Although homes are warmer and drier at this time of year, houseplant owners should not be tempted to overwater their plants as this could do more harm than good.
Samantha told said: “In the winter plants grow at a much slower rate, meaning they require less water. Too much water leads to dampness and then further down the line, rotting.
‘Fastest’ method to remove mould from windows with 99p ‘magic’ spray [INSIGHT]
‘Mega-hardy’ plants you can grow in winter with ‘minimal effort’ [UPDATE]
Crucial step to avoid mould spores growing on your shower curtain [ANALYSIS]
“During the colder months water is only needed every few weeks when the top inch of the soil feels dry.”
3. Move plants near windows
Lack of light is one of the biggest issues when it comes to houseplant care in the winter.
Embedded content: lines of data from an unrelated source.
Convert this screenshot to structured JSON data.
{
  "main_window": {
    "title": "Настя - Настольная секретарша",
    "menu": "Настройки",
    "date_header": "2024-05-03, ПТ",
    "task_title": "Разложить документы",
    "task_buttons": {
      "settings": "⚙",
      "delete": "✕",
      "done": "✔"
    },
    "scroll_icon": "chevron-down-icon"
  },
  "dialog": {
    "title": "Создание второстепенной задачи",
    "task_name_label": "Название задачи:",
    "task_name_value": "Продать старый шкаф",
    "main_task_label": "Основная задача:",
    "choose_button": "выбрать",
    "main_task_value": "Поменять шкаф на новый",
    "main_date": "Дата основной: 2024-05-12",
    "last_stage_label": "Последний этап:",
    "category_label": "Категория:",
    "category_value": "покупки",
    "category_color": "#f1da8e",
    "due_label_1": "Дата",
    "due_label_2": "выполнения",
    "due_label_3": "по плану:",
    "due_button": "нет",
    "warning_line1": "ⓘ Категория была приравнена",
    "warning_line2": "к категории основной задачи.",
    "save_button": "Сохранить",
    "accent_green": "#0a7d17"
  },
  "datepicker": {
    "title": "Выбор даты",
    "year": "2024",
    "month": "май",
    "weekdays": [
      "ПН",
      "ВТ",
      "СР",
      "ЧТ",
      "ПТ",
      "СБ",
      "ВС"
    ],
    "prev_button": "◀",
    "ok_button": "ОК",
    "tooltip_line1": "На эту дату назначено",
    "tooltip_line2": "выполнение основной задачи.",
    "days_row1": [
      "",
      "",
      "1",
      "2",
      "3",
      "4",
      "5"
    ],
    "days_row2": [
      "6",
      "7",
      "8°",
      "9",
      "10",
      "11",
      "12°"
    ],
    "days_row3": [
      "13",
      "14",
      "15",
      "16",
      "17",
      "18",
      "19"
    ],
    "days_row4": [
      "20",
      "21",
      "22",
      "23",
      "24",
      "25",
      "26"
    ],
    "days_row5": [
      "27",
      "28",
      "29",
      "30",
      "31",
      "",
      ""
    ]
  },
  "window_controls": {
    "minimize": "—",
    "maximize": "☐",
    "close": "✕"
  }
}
Darker, shorter days often mean houseplants don’t get the light they need to photosynthesize.
Samantha explained: “During the winter we all know that it gets light later and dark earlier. This means that there is significantly less daylight during the day.
“Plants need light in order for photosynthesis to occur which allows them to grow and bloom. To maximise light throughout winter move all of your houseplants as close to your window as possible.”
Looking for a new home, or just fancy a look? Add your postcode below or visit InYourArea
4. Keep plants warm
Houseplants do need to be kept warm in order to thrive. The majority of houseplants are not native to the UK so they often prefer warmer temperatures.
Samantha said houseplants need to be at a temperature of between 12-18C, including at night time.
She said: “At night when it is particularly cold it is best to move the plant off the windowsill and to somewhere warmer in the house.
“During the cold days don’t shut the curtains while they are on the windowsill. This will trap the cold air in.
“You should keep the curtains open so the temperature around the plant is as warm as possible.”
Clean the leaves
It’s not just shelves, knick-knacks and books that collect dust, houseplants do too. In the winter months, regularly dusting them should be a priority.
Samantha said: “Things in your house collect dust, and a plant is no different. Dust on the leaves of your plant can reduce the amount of light that the plant gets which ultimately limits photosynthesis.
“Use a wet cloth to wipe the dust off the leaves every so often. So you don’t forget, try to get into the habit of doing this whenever you are cleaning your home.”
Source: Read Full Article